You killed them, Ramaphosa toldComment on this story
Centurion - Protesters repeatedly howled at Deputy President Cyril Ramaphosa as he concluded his testimony at the Farlam Commission of Inquiry on Tuesday.
“I deeply regret the deaths of all the people that died at Marikana. I deeply regret that,” he said.
A group of men sprang from their seats in the Tshwane council chambers in Centurion, where the inquiry is holding public hearings, and interjected. “You killed them. You killed them for profit. You are a sell-out. Capitalists are using you,” shouted the group of men.
“Paying R18 million for a buffalo while people are hungry in Venda… You must be charged for murdering African people. This man is a buffalo.”
The chairman of the inquiry, retired judge Ian Farlam, ordered the protesters to leave the room.
Earlier in the hearing, Ramaphosa was accused of using his political connections to influence the killing of the striking miners in Marikana in 2012.
Advocate Dali Mpofu said Ramaphosa was asked to intervene and flew to Cape Town to meet ministers Susan Shabangu and Nathi Mthethwa to pressure them to “miscategorise” the events at Marikana as criminal acts and deploy more police.
“For this, I am going to argue that you are held criminally responsible, alongside those who pulled the trigger, as well as police minister and police commissioner. Had you insisted that Lonmin negotiated with striking workers, lives could have been saved. We are going to argue that you be charged in the local court and the international criminal court,” Mpofu said.
Mpofu said Ramaphosa pressured police action, knowing of police brutality as well as the “shoot to kill” and “shoot the bastards” approach that had been mooted. Yet he saw fit to characterise the events of Marikana as criminal.
But Ramaphosa denied this, saying the police minister told him top officers would speak to their people on the ground and never indicated what action would be taken. He said he expected police to go about their duties and stabilise the situation in Marikana.
Mpofu said Ramaphosa’s “miscategorisation” of the action of the workers pushed police to apply the brutality normally reserved for criminals. “It became important for you to categorise the striking miners as criminals to alert police that they were dealing with criminals,” Mpofu said.
He said Ramaphosa should have refused when asked by the management to intervene at political level. He should have insisted that the uprising in Marikana was an industrial action, but the deputy president did not do so as he was concerned about his investments, according to Mpofu.
“The root of the problem was an industrial action, but you and Lonmin told the ministers that this was a criminal act. You did this because you wield an enormous amount of power. You ignored the principles of negotiating in exchange for a financial gain.

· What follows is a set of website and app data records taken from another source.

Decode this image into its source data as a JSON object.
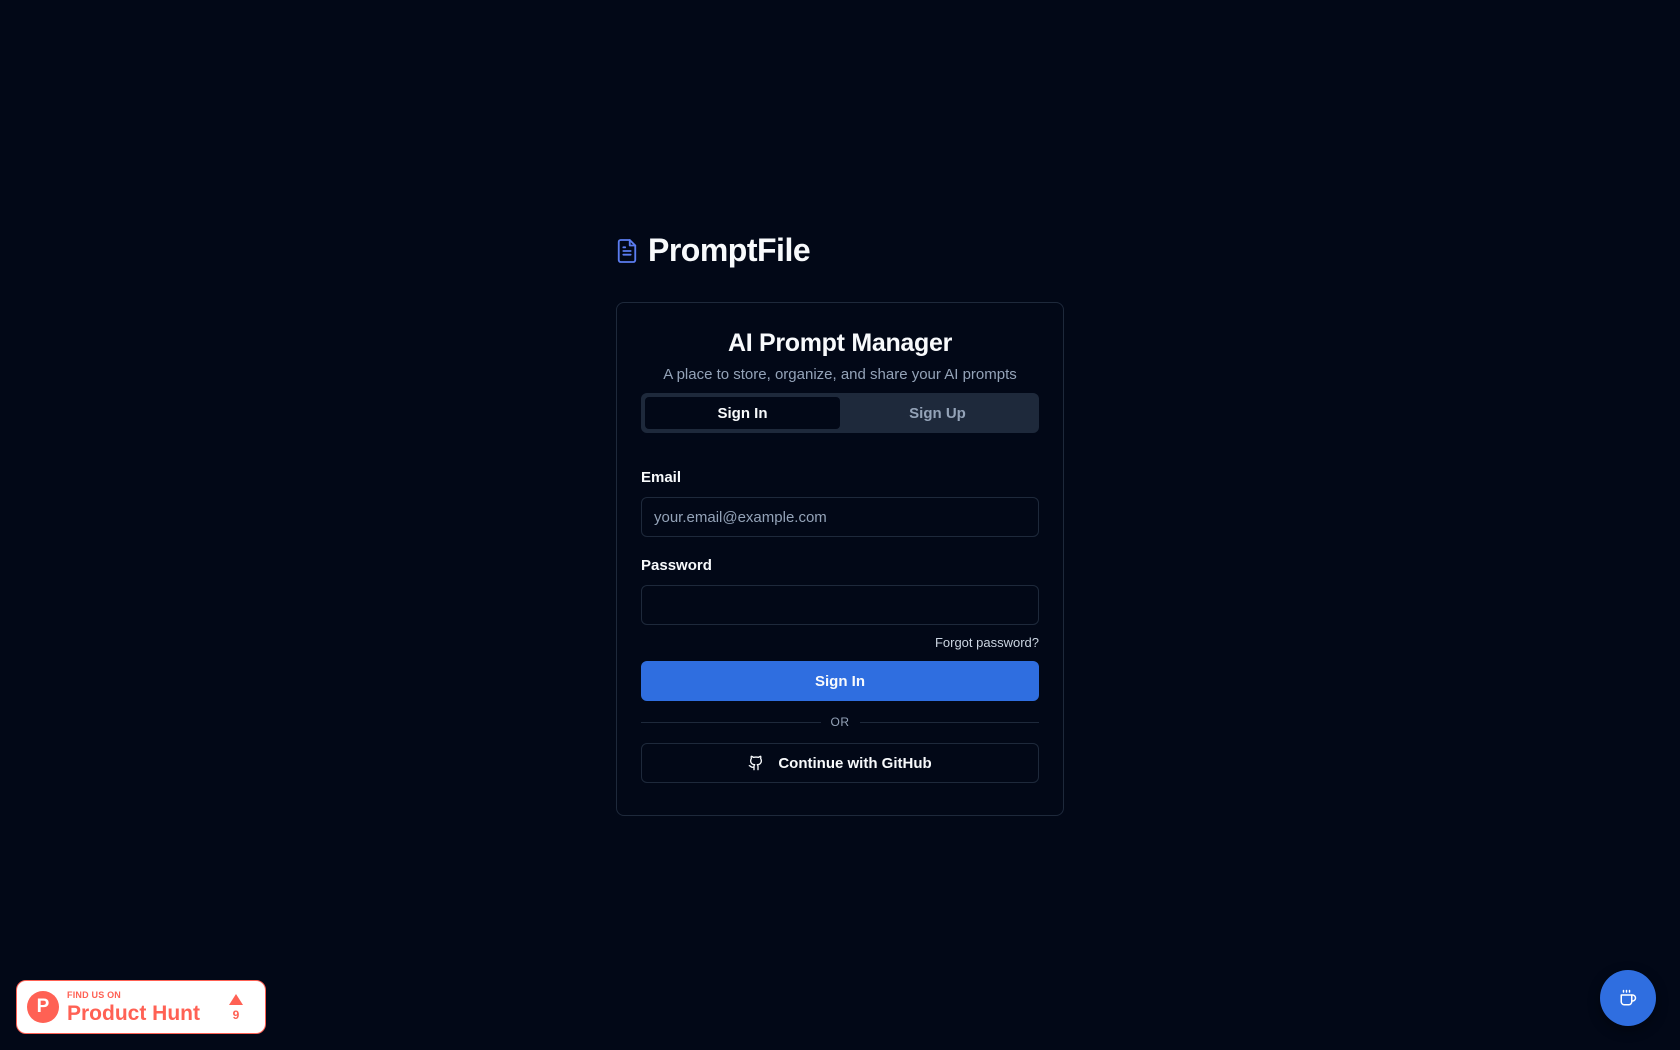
{
  "brand": {
    "name": "PromptFile",
    "icon": "file-text-icon",
    "accent": "#5b7cf0"
  },
  "card": {
    "title": "AI Prompt Manager",
    "subtitle": "A place to store, organize, and share your AI prompts",
    "tabs": [
      {
        "label": "Sign In",
        "active": true
      },
      {
        "label": "Sign Up",
        "active": false
      }
    ]
  },
  "form": {
    "email_label": "Email",
    "email_placeholder": "your.email@example.com",
    "email_value": "",
    "password_label": "Password",
    "password_value": "",
    "forgot_label": "Forgot password?",
    "submit_label": "Sign In",
    "divider_label": "OR",
    "github_label": "Continue with GitHub",
    "github_icon": "github-icon"
  },
  "product_hunt": {
    "small_text": "FIND US ON",
    "big_text": "Product Hunt",
    "logo_letter": "P",
    "votes": "9",
    "color": "#ff6154"
  },
  "floating": {
    "icon": "coffee-icon",
    "color": "#2f6ee0"
  },
  "colors": {
    "background": "#020817",
    "primary": "#2f6ee0",
    "border": "#1e293b",
    "muted_text": "#94a3b8"
  }
}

You sold out,” Mpofu said.
He submitted that Ramaphosa’s relationship with the politicians and government officials placed him at a point of conflict of interest. Mpofu persisted that Ramaphosa used his influence, while the deputy president stood his ground in the heated cross-examination.
“You don’t raise temperatures with me because I will raise mine higher,” said the advocate. Both men continued to frustrate each other - Ramaphosa unhappy with the line of questioning and Mpofu with the deputy president’s refusal to give the answers he was looking for.
He said the deputy president did not act within reason, because he was protecting his financial interests, as chairman of Shanduka, which had shares in Lonmin. Mpofu said the fact that the deputy president argued he advised against dismissal of workers and favoured negotiations as a way to end the dispute was baseless.
“All the miners wanted was for Lonmin to talk to them. The access that you had to politicians could have been used to get Lonmin to negotiate with the workers. Negotiating with them did not necessarily mean giving them the R12 500 they wanted.”
Ramaphosa, who had a torrid time facing Mpofu from the witness chair, rejected Mpofu’s statements and said his actions were not about black economic empowerment but saving lives. He said he had flown to Cape Town to attend to other matters and not for the Marikana talks.
“When I reported to the ANC I had no idea how the party was going to intervene and was simply informing them, as the ruling party. We were acting for a common purpose because people were dying. I went to the ministers to ask that police should act in an appropriate way and do their job and put an end to loss of lives.”
After concluding his second day on the witness stand, Ramaphosa told reporters that he felt relieved.
“My heart goes out to the families (of those) killed. One feels very sad and sorry that their husbands lost their lives. One hopes they find peace and one day will find closure.”